Here's why Smoot matters to education:Oliver Smoot's long, restless night in October 1958 made his name synonymous with the student as a unit of measurement. His fraternity brothers envisioned the measurement in question solely in terms of distance. They can be forgiven for their shortsightedness; they were merely engineers, after all, not lawyers, let alone full-time educators or academic administrators. A little bit of visionary academic leadership readily transforms the Smoot into a unit of financial measurement.
The Massachusetts Institute of Technology has never confirmed or denied my suspicion, but I imagine that young Oliver Smoot paid full fare to attend M.I.T. In financial rather than spatial terms, a year's tuition equals one Smoot. To be sure, the precise measure of a Smoot varies locally — public in-state tuition, public out-of-state tuition, and private tuition notoriously and dramatically vary. But from the student's perspective, a Smoot is a Smoot. One Smoot represents the amount, net of grant-based financial aid but not of student debt, that a student must pay her or his school for one year's instruction.
It turns out that the Smoot is an extraordinarily powerful measure of academic finance. Schools can best honor their obligation to their true constituents — the people who pay for the entire educational apparatus and experience — by measuring, and (ideally) justifying, their expenditures according to how many students must pay full tuition in order to finance a particular item of spending. At the University of Louisville School of Law, for instance, a single in-state Smoot can fund the nonsalary portion of the budget of the career services office. If supplemented by a student technology fee and a modest budgetary allocation from the University of Louisville's central budget, two Smoots will cover the Law School's ordinary technology needs for a year. Three Smoots will give every willing student at the Law School the chance to take part in an intercollegiate moot court competition. A full year's expert instruction, in the form of a tenure-track or tenured professor, costs anywhere between five and ten Smoots. And so on.
Despite their legendary competitiveness, law students rarely if ever flip their junior counterparts end over end simply to make an intellectual point.

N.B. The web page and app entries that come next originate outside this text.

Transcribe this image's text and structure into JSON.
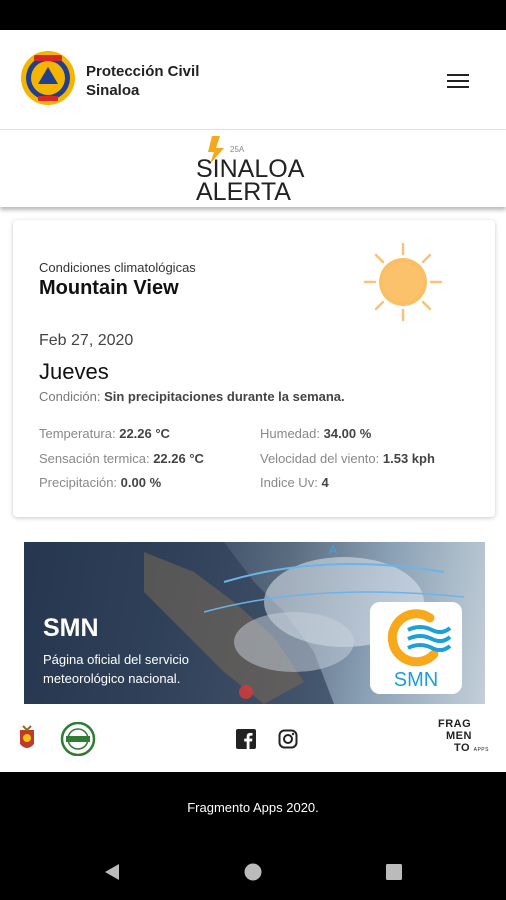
{
  "header": {
    "title_line1": "Protección Civil",
    "title_line2": "Sinaloa",
    "logo_icon": "proteccion-civil-logo-icon",
    "menu_icon": "hamburger-menu-icon"
  },
  "brand": {
    "logo_text_top": "SINALOA",
    "logo_text_bottom": "ALERTA",
    "logo_small": "25A"
  },
  "weather": {
    "label": "Condiciones climatológicas",
    "city": "Mountain View",
    "date": "Feb 27, 2020",
    "day": "Jueves",
    "condition_label": "Condición:",
    "condition_value": "Sin precipitaciones durante la semana.",
    "icon": "sun-icon",
    "stats": {
      "temperature_label": "Temperatura:",
      "temperature_value": "22.26 °C",
      "feels_label": "Sensación termica:",
      "feels_value": "22.26 °C",
      "precip_label": "Precipitación:",
      "precip_value": "0.00 %",
      "humidity_label": "Humedad:",
      "humidity_value": "34.00 %",
      "wind_label": "Velocidad del viento:",
      "wind_value": "1.53 kph",
      "uv_label": "Indice Uv:",
      "uv_value": "4"
    },
    "colors": {
      "sun": "#f9b64f",
      "sun_rays": "#f7c27a"
    }
  },
  "smn": {
    "title": "SMN",
    "description": "Página oficial del servicio meteorológico nacional.",
    "logo_text": "SMN",
    "colors": {
      "logo_orange": "#f7a81b",
      "logo_blue": "#1d9fd8"
    }
  },
  "footer": {
    "icons": [
      "sinaloa-coat-of-arms-icon",
      "seal-icon",
      "facebook-icon",
      "instagram-icon"
    ],
    "fragmento_line1": "FRAG",
    "fragmento_line2": "MEN",
    "fragmento_line3": "TO",
    "fragmento_apps": "APPS",
    "copyright": "Fragmento Apps 2020."
  },
  "nav": {
    "back_icon": "back-triangle-icon",
    "home_icon": "home-circle-icon",
    "recents_icon": "recents-square-icon"
  }
}
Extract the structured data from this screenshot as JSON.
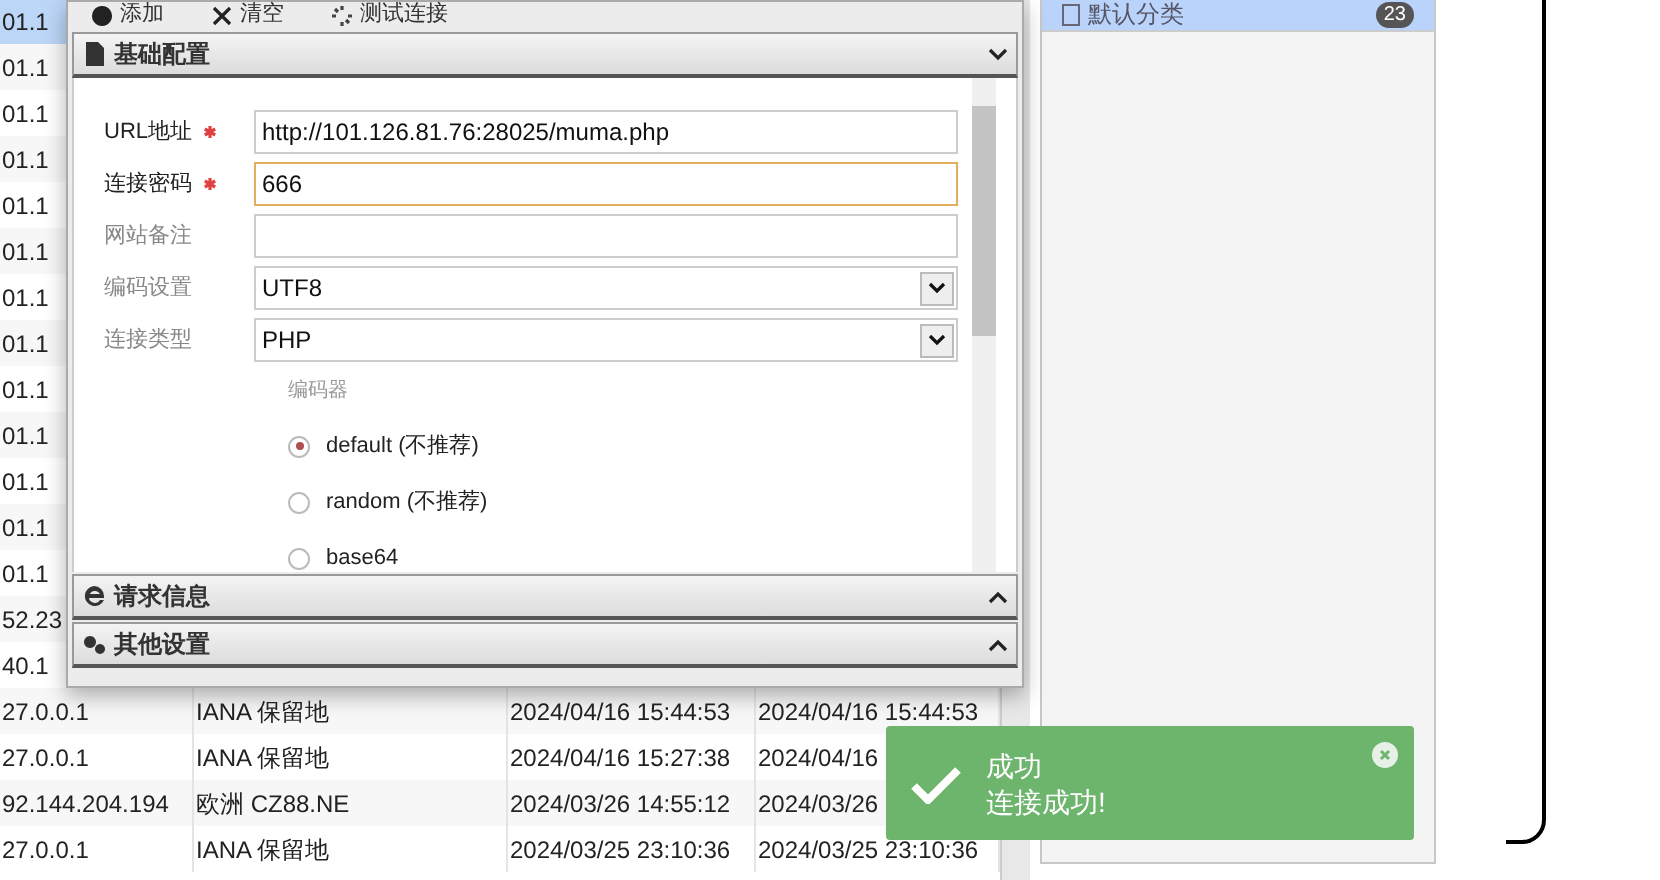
{
  "table": {
    "rows": [
      {
        "column_1": "01.1",
        "selected": true
      },
      {
        "column_1": "01.1",
        "selected": false
      },
      {
        "column_1": "01.1",
        "selected": false
      },
      {
        "column_1": "01.1",
        "selected": false
      },
      {
        "column_1": "01.1",
        "selected": false
      },
      {
        "column_1": "01.1",
        "selected": false
      },
      {
        "column_1": "01.1",
        "selected": false
      },
      {
        "column_1": "01.1",
        "selected": false
      },
      {
        "column_1": "01.1",
        "selected": false
      },
      {
        "column_1": "01.1",
        "selected": false
      },
      {
        "column_1": "01.1",
        "selected": false
      },
      {
        "column_1": "01.1",
        "selected": false
      },
      {
        "column_1": "01.1",
        "selected": false
      },
      {
        "column_1": "52.23",
        "selected": false
      },
      {
        "column_1": "40.1",
        "selected": false
      },
      {
        "column_1": "27.0.0.1",
        "column_2": "IANA 保留地",
        "column_3": "2024/04/16 15:44:53",
        "column_4": "2024/04/16 15:44:53",
        "selected": false
      },
      {
        "column_1": "27.0.0.1",
        "column_2": "IANA 保留地",
        "column_3": "2024/04/16 15:27:38",
        "column_4": "2024/04/16",
        "selected": false
      },
      {
        "column_1": "92.144.204.194",
        "column_2": "欧洲 CZ88.NE",
        "column_3": "2024/03/26 14:55:12",
        "column_4": "2024/03/26",
        "selected": false
      },
      {
        "column_1": "27.0.0.1",
        "column_2": "IANA 保留地",
        "column_3": "2024/03/25 23:10:36",
        "column_4": "2024/03/25 23:10:36",
        "selected": false
      }
    ]
  },
  "sidebar": {
    "items": [
      {
        "label": "默认分类",
        "count": "23",
        "selected": true
      }
    ]
  },
  "dialog": {
    "toolbar": [
      {
        "label": "添加",
        "kind": "add"
      },
      {
        "label": "清空",
        "kind": "clear"
      },
      {
        "label": "测试连接",
        "kind": "test"
      }
    ],
    "sections": [
      {
        "title": "基础配置",
        "kind": "doc",
        "expanded": true
      },
      {
        "title": "请求信息",
        "kind": "web",
        "expanded": false
      },
      {
        "title": "其他设置",
        "kind": "gears",
        "expanded": false
      }
    ],
    "fields": [
      {
        "label": "URL地址",
        "kind": "text",
        "required": true,
        "focused": false,
        "value": "http://101.126.81.76:28025/muma.php"
      },
      {
        "label": "连接密码",
        "kind": "text",
        "required": true,
        "focused": true,
        "value": "666"
      },
      {
        "label": "网站备注",
        "kind": "text",
        "required": false,
        "focused": false
      },
      {
        "label": "编码设置",
        "kind": "select",
        "required": false,
        "focused": false,
        "value": "UTF8"
      },
      {
        "label": "连接类型",
        "kind": "select",
        "required": false,
        "focused": false,
        "value": "PHP"
      }
    ],
    "encoder": {
      "label": "编码器",
      "options": [
        {
          "label": "default (不推荐)",
          "selected": true
        },
        {
          "label": "random (不推荐)",
          "selected": false
        },
        {
          "label": "base64",
          "selected": false
        }
      ]
    }
  },
  "toast": {
    "title": "成功",
    "message": "连接成功!"
  }
}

But like their counterparts in engineering, nursing, medicine, business, music, and the liberal arts, law students do pay tuition. I promise to run this Law School on the same basis my students pay for their education: One Smoot at a time.